May 22, 2008

Drinking Problem

A common concern during a marathon is knowing how much to drink. A general recommendation during exercise is to drink 8-12 ounces every 20-30 minutes. However, the fear of dehydration during prolonged exercise, such as a marathon, has led some to recommend marathon runners to drink as much as they can tolerate. Add to this the notion that runners shouldn't wait until they are thirsty to drink because the brain's thirst mechanism lags behind the body's need to water and you have some marathon runners drinking to the point they become hypontremic (low blood sodium) which can cause all sorts or problems including death (see New England Journal of Medicine, April 2005.)

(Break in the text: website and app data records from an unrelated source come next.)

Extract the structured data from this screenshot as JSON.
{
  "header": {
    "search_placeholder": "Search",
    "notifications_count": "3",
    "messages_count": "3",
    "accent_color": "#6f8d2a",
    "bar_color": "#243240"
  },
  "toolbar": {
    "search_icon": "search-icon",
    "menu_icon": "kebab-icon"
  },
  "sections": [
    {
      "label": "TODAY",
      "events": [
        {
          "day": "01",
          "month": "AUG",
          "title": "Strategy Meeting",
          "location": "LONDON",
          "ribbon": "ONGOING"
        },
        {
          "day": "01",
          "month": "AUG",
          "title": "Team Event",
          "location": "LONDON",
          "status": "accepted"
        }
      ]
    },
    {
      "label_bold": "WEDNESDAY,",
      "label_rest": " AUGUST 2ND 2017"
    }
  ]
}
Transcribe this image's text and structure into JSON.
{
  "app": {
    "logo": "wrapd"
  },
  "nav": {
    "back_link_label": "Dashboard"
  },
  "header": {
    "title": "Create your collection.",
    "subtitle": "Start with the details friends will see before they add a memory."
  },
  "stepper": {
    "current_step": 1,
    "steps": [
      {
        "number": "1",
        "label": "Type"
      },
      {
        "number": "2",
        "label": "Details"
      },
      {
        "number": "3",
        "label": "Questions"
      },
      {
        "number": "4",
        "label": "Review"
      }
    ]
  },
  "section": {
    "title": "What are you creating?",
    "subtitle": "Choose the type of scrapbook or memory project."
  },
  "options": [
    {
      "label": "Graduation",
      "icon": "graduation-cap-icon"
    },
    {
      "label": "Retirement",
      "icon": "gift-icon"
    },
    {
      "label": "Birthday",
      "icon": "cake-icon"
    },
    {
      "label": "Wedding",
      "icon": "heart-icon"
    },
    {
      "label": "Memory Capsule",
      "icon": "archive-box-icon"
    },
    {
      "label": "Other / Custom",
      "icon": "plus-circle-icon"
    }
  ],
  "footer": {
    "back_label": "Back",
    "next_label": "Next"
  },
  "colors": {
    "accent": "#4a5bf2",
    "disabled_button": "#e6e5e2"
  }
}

The increase in the number of hyponatremia in marathon runners over the past years have caused an reevaluation of the drinking recommendations for marathon runners. Dr. Tim Noakes was one of the first to recommend marathon runners to drink fluids ad libitum or as they felt the need to drink. But, wouldn't this led to dangerously high body temperatures? Noakes argues that other factors such as running speed, body size, and environmental factors play a larger role in causing hyperthermia. (see Clinical Journal of Sports Medicine, September, 2003.)

(My heart rates during the 2002 Wash. D.C. marathon. The increase at the end was not due to me running faster but a compensatory response to being dehydrated and having less blood volume to pump. Yes, the miles are off. It wasn't a 28 mile marathon.)

The American College of Sports Medicine agrees. They recommend drinking enough during a marathon to prevent losing more than 2% body weight through dehydration and this can likely be accomplished by drinking, according to thirst, 400 ml (13.5 oz) to 800 ml (17 oz) every hour. (see Medicine and Science in Sport and Exercise, Feb. 2007).

Just like the recommendation to drink 8 glasses of water a day is a myth (see British Medical Journal, December, 2007), so is drinking more than your thirst dictates during a marathon.

May 8, 2008

Risks of marathon running

Last week a 55-year old man collapsed at mile 10 of the Flying Pig Marathon. Luckily, a group of emergency medical technicians were running just behind him and immediately administered CPR. Bobby Edwards, who had completed the previous 9 Flying PIg marathons, also had to be shocked three times with a defibrillator before being taken to a hospital where he's expected to make a full recovery. So, just how risky is running a marathon? A recent study by Redelmeier in the British Journal of Medicine found 26 deaths out of 3,292,268 runners from major marathons held in the United States. Earlier data collected by Maron and Roberts found a similar risk of 1.1 deaths per 100,000 runners from 15,239 runners of the Twin Cities marathon and the Marine Corp Marathon between 1976 to 2004. Interestingly, Maron and Roberts found the relative number of deaths decreased over those year despite an increase in the number of marathon runners. The decrease was in large part due to "availability of life support and timely defibrillation". Plus, the benefits of regular exercise required to run a marathon likely out weigh any risk. 

1. Me at about mile 20 of the 2003 Flying Pig Marathon. 2. Just crossing the finish line. 3. My favorite looking marathon medal.

May 3, 2008

Fat and fit no more...not me, but according to research.

One reason I run slow is that I carry a few extra pounds on my frame. However, I don't run for speed. I run for health figuring that even if I don't lose weight, at least I'll be avoiding the grim reaper for a few years (hopefully). But a recent study burst my fat but fit balloon. It found that women 45 years and older who are normal body weight (Body Mass Index less than 25) and active (burn more than 1000 calories per week which about the amount from running 10 miles per week) have less heart problems. The bottom line (no pun intended), run AND eat less.

Below: Me trying to look less fat between two flying pigs at the Cincinnati Flying Pig Marathon in 2002.